Urban development and freshwater

Allowing for growth must not be at the expense of well-functioning, vibrant urban and natural environments.

Urban water bodies are highly valued ecosystems that can provide refuge to some of our most threatened species. Increased connections to urban waterbodies can also provide benefits to communities’ well-being. Unfortunately, waterbodies dominated by urban land uses are some of New Zealand’s most degraded. The Government is consulting on national direction for freshwater management, including proposed amendments to the National Policy Statement for Freshwater Management (NPS-FM) and proposed National Environmental Standards for Freshwater.

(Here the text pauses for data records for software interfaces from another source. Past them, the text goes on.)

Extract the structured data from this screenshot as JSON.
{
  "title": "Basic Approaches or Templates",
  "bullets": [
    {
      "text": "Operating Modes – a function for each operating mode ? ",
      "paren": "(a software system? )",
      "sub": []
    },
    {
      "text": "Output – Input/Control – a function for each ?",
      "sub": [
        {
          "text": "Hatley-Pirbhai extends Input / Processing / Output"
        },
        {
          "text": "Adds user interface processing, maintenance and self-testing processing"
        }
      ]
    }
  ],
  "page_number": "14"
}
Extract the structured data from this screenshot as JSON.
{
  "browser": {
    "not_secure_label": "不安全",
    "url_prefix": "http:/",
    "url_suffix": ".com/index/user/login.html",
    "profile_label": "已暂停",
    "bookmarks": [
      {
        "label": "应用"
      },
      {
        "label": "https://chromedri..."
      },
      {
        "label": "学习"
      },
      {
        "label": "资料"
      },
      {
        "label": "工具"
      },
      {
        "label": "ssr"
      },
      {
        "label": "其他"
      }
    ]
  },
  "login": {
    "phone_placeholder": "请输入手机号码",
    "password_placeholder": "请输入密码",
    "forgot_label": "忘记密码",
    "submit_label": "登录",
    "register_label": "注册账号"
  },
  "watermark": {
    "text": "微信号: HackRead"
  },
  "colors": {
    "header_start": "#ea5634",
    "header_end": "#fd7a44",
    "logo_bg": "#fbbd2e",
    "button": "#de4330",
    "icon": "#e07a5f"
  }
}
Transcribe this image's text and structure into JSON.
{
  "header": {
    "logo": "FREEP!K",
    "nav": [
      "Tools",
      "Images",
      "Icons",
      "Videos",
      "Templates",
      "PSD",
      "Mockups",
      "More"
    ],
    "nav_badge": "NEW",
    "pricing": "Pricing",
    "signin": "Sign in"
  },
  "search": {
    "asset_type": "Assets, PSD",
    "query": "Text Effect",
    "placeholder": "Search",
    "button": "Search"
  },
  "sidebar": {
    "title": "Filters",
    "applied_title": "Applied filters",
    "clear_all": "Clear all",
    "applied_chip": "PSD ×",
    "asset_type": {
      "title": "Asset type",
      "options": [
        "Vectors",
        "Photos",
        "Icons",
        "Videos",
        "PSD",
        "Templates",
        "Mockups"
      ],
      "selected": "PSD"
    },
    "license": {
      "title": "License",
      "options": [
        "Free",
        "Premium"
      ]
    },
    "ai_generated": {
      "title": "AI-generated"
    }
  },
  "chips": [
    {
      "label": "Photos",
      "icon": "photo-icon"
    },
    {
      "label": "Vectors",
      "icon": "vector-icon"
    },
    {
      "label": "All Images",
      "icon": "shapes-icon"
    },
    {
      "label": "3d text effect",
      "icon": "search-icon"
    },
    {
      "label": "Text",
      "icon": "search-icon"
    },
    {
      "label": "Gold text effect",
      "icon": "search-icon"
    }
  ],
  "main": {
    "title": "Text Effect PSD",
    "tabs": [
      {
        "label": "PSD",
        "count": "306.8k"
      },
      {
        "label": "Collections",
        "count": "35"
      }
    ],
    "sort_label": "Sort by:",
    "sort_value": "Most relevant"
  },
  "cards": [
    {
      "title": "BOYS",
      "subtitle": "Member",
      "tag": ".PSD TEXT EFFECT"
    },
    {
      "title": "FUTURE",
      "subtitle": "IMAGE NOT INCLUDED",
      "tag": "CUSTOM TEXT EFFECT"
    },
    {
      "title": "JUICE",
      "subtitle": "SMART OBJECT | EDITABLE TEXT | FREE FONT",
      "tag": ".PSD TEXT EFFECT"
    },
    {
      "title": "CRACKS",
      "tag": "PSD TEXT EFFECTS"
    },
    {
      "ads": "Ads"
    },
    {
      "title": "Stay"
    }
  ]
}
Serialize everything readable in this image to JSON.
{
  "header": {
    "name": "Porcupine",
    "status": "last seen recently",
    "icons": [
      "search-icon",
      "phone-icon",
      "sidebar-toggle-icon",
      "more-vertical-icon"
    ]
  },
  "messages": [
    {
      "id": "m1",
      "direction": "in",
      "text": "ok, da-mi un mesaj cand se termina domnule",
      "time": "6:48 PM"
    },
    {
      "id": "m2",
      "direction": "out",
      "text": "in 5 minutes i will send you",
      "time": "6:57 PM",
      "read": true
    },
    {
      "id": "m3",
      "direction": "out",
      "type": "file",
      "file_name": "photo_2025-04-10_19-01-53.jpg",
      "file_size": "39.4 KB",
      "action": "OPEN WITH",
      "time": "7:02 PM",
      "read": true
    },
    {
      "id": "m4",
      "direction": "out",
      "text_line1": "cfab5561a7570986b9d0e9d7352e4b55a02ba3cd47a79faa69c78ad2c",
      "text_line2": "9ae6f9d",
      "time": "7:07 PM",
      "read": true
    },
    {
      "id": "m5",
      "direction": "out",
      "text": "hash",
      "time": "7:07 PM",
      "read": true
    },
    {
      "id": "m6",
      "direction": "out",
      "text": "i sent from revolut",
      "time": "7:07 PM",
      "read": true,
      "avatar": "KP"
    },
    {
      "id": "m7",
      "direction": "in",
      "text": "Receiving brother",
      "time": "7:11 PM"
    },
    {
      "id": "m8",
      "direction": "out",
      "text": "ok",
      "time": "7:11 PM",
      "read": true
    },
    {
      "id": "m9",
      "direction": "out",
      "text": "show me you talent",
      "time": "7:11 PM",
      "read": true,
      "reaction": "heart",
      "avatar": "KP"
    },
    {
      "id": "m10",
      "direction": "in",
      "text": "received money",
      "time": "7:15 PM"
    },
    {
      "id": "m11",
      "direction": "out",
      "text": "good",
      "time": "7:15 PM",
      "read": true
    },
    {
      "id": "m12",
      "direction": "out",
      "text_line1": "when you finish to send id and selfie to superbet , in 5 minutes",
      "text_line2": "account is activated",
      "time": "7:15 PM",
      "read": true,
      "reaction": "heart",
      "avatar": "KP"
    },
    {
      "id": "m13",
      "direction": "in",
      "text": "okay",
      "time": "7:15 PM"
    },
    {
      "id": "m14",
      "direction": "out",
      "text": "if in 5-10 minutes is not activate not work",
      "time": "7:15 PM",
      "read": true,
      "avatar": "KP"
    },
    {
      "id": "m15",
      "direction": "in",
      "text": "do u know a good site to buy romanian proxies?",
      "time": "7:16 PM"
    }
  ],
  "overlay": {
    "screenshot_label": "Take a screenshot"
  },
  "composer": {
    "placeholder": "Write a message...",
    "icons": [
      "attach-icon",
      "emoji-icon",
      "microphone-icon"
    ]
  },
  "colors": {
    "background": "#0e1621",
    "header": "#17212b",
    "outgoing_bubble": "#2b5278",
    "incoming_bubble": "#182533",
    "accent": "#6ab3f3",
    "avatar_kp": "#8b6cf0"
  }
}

These broaden the focus of the amendments to the NPS-FM to all aspects of freshwater ecosystem health, in urban and rural environments.

These amendments:

  • Provide a mechanism for local authorities to identify areas where development may not be appropriate because of the likely effects on highly valued freshwater environments
  • Intend to recognise the importance of urban streams and encourage urban design that protects them, while also recognising that in some cases piping and reclamation may be unavoidable when providing for urban growth
  • Intend to help ensure decisions about managing freshwater in urban environments can be made in an integrated way as part of wider decisions about urban form

The proposed National Policy Statement: Highly Productive Land

While the RMA requires components of highly productive land, including soil, be protected, in practical terms this is not playing out, with urban growth pressures overriding retention of highly productive land.

Water is highlighted in this proposed NPS as the availability, quality and quantity of water could limit the potential use of agricultural land, especially in the horticulture industry.

The intention behind this proposed national policy statement is to ensure that we’re using this valuable resource effectively.

To find out more about the proposed National Policy Statement: Highly Productive Land visit the consultation page.